◆ What is required:
Show all lines of the listing that contain the word "resources".

◆ Material for this exercise:

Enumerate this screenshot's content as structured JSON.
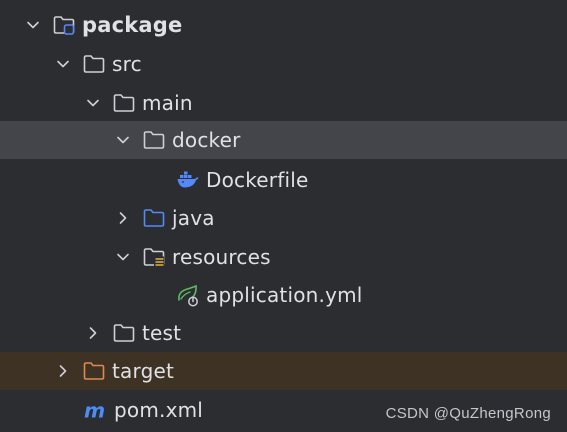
{
  "colors": {
    "background": "#2b2d30",
    "selected_row": "#43454a",
    "excluded_row": "#3d3223",
    "text": "#dfe1e5",
    "folder_default": "#ced0d6",
    "folder_source": "#548af7",
    "folder_excluded": "#e08855",
    "docker_blue": "#548af7",
    "spring_green": "#5fb865",
    "maven_blue": "#4d8cf5"
  },
  "tree": {
    "package": {
      "label": "package",
      "icon": "module-folder-icon",
      "expanded": true
    },
    "src": {
      "label": "src",
      "icon": "folder-icon",
      "expanded": true
    },
    "main": {
      "label": "main",
      "icon": "folder-icon",
      "expanded": true
    },
    "docker": {
      "label": "docker",
      "icon": "folder-icon",
      "expanded": true,
      "selected": true
    },
    "dockerfile": {
      "label": "Dockerfile",
      "icon": "docker-icon"
    },
    "java": {
      "label": "java",
      "icon": "source-folder-icon",
      "expanded": false
    },
    "resources": {
      "label": "resources",
      "icon": "resources-folder-icon",
      "expanded": true
    },
    "application_yml": {
      "label": "application.yml",
      "icon": "spring-config-icon"
    },
    "test": {
      "label": "test",
      "icon": "folder-icon",
      "expanded": false
    },
    "target": {
      "label": "target",
      "icon": "excluded-folder-icon",
      "expanded": false
    },
    "pom_xml": {
      "label": "pom.xml",
      "icon": "maven-icon"
    }
  },
  "watermark": "CSDN @QuZhengRong"
}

◆ Task output:
    "resources": {
      "label": "resources",
      "icon": "resources-folder-icon",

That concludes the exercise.